Great video about the work of wildlife sound recordist Alan Burbidge.
Although many of us think we rely mostly on our eyes to identify birds (and my mystery birds series seems to support that notion), I’ve often been told that birdwatching is “80 percent listening”. For quite a few years, I relied exclusively on my ears to identify birds after a friend dropped my binoculars onto a parking lot pavement, so I continued birding by walking around and learning to identify species based on sound alone. During that time and ever since, I amassed a large library of birdsong and wildlife sounds tapes and CDs to refine my abilities.
Alan Burbidge is a different sort of bird watcher than most. Instead of collecting visual experiences, Mr Burbidge collects auditory experiences: he records and collects the songs and other sounds that birds, insects and other animals make in the wilderness.
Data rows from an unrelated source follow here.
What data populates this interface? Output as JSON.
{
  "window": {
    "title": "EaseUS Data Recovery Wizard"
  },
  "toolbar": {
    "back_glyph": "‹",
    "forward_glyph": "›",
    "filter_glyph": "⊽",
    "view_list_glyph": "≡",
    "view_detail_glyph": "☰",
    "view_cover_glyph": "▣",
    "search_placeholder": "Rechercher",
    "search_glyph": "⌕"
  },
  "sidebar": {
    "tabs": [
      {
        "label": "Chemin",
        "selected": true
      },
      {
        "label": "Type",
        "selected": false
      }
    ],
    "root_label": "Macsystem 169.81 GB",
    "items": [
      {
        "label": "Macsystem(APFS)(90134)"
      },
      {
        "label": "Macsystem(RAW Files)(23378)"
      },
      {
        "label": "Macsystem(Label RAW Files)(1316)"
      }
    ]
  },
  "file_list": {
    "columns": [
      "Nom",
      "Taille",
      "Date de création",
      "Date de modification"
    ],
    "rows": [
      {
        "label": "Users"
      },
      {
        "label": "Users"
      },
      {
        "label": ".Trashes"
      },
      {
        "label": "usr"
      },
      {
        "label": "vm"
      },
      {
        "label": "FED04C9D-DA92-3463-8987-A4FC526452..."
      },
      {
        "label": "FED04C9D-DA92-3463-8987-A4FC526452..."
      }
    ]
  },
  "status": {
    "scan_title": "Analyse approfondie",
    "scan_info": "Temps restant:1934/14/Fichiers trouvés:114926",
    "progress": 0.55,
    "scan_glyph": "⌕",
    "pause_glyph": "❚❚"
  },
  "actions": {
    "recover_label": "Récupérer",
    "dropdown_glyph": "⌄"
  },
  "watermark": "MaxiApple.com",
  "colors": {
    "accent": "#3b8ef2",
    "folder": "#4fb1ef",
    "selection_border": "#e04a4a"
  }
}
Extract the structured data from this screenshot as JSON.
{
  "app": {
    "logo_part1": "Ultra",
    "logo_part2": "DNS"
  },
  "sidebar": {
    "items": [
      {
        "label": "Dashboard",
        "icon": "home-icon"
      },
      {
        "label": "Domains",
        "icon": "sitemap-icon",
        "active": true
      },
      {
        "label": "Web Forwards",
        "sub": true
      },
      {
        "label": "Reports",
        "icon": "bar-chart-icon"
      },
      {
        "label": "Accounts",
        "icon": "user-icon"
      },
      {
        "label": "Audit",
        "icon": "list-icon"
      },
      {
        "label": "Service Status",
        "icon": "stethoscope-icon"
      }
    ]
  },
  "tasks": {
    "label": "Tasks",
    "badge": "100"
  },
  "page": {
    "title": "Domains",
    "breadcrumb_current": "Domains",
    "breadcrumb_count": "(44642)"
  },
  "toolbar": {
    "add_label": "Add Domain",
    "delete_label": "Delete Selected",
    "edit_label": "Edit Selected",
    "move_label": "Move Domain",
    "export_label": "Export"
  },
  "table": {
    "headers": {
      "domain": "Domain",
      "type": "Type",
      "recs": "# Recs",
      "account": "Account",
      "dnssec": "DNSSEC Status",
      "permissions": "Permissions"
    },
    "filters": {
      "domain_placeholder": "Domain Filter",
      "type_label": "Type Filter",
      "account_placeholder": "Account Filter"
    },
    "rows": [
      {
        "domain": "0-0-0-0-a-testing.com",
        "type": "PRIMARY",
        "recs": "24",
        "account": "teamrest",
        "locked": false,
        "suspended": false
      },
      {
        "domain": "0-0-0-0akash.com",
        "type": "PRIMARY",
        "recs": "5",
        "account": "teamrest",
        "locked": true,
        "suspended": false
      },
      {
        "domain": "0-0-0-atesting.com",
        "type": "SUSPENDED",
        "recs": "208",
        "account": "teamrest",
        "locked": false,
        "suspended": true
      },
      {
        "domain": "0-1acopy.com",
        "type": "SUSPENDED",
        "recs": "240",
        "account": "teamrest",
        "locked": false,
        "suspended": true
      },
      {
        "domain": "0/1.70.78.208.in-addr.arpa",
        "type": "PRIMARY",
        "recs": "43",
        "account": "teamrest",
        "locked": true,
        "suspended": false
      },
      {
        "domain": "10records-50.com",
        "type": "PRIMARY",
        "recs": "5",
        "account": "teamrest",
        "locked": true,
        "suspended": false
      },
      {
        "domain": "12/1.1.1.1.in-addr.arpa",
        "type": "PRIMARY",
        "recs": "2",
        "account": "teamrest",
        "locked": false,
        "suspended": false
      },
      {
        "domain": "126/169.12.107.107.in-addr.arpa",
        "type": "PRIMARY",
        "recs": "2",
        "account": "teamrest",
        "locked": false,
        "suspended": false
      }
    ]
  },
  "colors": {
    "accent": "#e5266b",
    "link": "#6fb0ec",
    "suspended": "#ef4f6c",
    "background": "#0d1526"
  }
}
Mr Burbidge is a wildlife sound recordist. The sound recordings he makes are used by scientists, birders and other wildlife enthusiasts for research purposes as well as for learning aids (and sometimes, just for sheer listening pleasure).